(Silent Thunder Order)


point of no return pic


April 2, 2020

Point of No Return

Spring: time to wake up!

Step off the hundred-foot pole...

(dive to the bottom)


Spring is the season when dormant life springs back. Notwithstanding Zen’s teachings on impermanence and change, periodic irritants like daylight savings time require us to “spring forward,” which really means that we lose an hour of sleep, assuming that we are still living on clock time. In Zen, waking up is equally relevant in any season, and at any time. One of the things we wake up to in zazen is real time, which is independent of any clock.

            Needless to say, to literally step off the top of a hundred-foot pole, you first have to shinny up from the ground, without benefit of climbing spurs and halter belt. You can expect to slip back from time to time when you hit a slick spot, or to have to hold on for dear life when your strength flags. Needless to say, this is an apt metaphor for Zen practice.

            While falling asleep, you may have felt the sensation of weightlessness, as if you have stumbled, and are freefalling through space, experiencing intense vertigo. This gives you an inkling of what stepping off the hundred-foot pole feels like. A telephone pole is about forty feet high, so we are talking precarious situation. Two and a half times that tall. Assuming the same thickness, that pole is going to be fairly unstable, especially with a heavy body perched on all fours on top. Lots of pendulum sway. Add in some wind, and you can just feel the queasiness.

            Matsuoka Roshi would illustrate this jumping-off point by raising his hand, four fingers clustered together, representing your arms and legs perched at the very top.

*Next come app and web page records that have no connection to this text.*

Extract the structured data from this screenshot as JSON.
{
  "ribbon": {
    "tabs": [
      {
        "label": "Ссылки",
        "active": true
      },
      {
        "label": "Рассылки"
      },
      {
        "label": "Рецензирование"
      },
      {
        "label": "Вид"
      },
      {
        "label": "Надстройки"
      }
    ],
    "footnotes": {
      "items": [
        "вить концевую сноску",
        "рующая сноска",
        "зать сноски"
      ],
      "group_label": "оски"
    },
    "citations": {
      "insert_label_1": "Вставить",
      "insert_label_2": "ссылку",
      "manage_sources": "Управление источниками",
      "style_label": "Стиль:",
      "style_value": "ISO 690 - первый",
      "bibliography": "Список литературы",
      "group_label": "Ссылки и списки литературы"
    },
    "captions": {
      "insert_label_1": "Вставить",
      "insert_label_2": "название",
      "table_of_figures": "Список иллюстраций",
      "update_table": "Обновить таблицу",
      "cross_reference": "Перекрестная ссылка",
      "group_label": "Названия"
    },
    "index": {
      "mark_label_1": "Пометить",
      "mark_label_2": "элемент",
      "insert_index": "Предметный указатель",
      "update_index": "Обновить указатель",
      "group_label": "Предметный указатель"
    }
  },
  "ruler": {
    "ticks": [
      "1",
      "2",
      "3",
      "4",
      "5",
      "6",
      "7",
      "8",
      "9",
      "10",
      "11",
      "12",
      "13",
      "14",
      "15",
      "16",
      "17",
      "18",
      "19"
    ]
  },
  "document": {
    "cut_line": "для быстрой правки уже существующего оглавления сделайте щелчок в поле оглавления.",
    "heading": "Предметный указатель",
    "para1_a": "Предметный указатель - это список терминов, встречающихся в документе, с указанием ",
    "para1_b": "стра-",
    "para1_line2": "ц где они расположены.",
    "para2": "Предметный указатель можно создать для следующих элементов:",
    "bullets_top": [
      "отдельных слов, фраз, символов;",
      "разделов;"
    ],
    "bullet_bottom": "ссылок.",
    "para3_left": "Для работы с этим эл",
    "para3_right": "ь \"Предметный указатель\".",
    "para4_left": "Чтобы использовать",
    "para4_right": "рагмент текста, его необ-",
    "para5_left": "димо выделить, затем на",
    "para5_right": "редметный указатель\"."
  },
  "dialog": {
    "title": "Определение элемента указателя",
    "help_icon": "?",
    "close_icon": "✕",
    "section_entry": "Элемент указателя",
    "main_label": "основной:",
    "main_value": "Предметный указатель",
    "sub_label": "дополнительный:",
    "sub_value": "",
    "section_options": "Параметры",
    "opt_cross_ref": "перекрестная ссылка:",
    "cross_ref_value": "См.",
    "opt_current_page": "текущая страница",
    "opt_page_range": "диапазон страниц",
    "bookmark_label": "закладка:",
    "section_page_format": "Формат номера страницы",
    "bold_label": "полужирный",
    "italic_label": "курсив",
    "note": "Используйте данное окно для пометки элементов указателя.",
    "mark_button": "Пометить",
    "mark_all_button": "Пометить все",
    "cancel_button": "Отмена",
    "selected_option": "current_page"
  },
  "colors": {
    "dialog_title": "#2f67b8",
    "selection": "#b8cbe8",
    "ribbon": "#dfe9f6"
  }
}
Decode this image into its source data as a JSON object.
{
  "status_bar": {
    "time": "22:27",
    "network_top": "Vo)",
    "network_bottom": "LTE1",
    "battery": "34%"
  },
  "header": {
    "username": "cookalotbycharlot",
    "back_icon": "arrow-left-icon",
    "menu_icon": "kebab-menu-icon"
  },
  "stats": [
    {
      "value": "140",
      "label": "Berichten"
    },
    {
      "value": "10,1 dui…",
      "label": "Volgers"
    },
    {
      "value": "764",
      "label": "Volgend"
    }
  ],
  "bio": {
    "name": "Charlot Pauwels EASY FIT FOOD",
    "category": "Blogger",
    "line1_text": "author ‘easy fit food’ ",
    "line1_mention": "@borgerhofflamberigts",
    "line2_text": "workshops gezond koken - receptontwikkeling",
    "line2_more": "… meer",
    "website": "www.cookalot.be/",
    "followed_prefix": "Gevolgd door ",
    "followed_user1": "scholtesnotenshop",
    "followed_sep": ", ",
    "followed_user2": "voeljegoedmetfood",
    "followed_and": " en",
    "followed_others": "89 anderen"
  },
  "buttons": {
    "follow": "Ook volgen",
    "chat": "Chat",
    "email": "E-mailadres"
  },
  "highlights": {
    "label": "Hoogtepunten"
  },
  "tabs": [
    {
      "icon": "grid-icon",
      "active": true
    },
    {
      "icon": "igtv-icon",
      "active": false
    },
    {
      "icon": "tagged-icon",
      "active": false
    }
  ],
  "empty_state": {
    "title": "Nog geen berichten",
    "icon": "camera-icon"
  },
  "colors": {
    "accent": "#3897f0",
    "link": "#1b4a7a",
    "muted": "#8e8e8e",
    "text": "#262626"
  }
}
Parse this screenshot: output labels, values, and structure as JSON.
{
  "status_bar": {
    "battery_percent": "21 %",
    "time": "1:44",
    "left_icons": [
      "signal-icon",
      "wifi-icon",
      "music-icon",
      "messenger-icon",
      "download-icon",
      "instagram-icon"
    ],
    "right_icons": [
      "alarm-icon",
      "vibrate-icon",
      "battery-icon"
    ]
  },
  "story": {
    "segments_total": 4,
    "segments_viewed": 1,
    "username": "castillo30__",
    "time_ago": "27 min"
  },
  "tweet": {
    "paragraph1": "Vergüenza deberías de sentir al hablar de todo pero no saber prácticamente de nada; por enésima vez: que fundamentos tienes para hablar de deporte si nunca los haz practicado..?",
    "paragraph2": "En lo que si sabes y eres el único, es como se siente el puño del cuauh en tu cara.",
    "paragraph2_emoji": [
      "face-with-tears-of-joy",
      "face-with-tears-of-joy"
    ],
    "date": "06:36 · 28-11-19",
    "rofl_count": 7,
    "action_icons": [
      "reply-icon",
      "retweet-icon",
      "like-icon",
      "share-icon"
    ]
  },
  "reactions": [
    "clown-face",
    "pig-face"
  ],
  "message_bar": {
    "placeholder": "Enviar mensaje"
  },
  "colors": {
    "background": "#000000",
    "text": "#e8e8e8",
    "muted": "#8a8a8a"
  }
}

Then he would say, “One more step!” and instantly open is hand wide.

            Sri Ramakrishna, a Hindu saint of the 1850s living in Calcutta, spoke of an “ocean of consciousness.” One of his students came in excitedly one day and said that he had seen the surface of the ocean, that he understood. The sage told him that he needed to dive in. But the young follower said he was afraid he would die. Ramakrishna encouraged him, saying he would not die, as this is the ocean of consciousness. But he had to dive in, because the “jewels” are at the bottom.

            There are many such poetic descriptions pointing to the nature of this transformative experience, from many different traditions. The Zen approach, at its core, is for you to “just do it.” But of course, it is beyond our doing. We have to allow it to happen.

            At this time, the truth and method of Buddhism become ever more relevant. What Zen prescribes when we “live in interesting times” is consistent: Just sit. This is not a flip or uncaring dismissal of the unusual conditions we face in a pandemic. But it argues that we are always in a pandemic of sorts. Birth is the leading cause of death. This truth does not change with circumstance. We are constantly faced with death from the moment we are born, and even in the womb. “Birth is an expression complete the is moment. Death is an expression complete this moment. They are like winter and spring. You do not call winter the beginning of spring nor death the end of spring” according to Master Dogen in “Genjokoan.” Welcome to spring.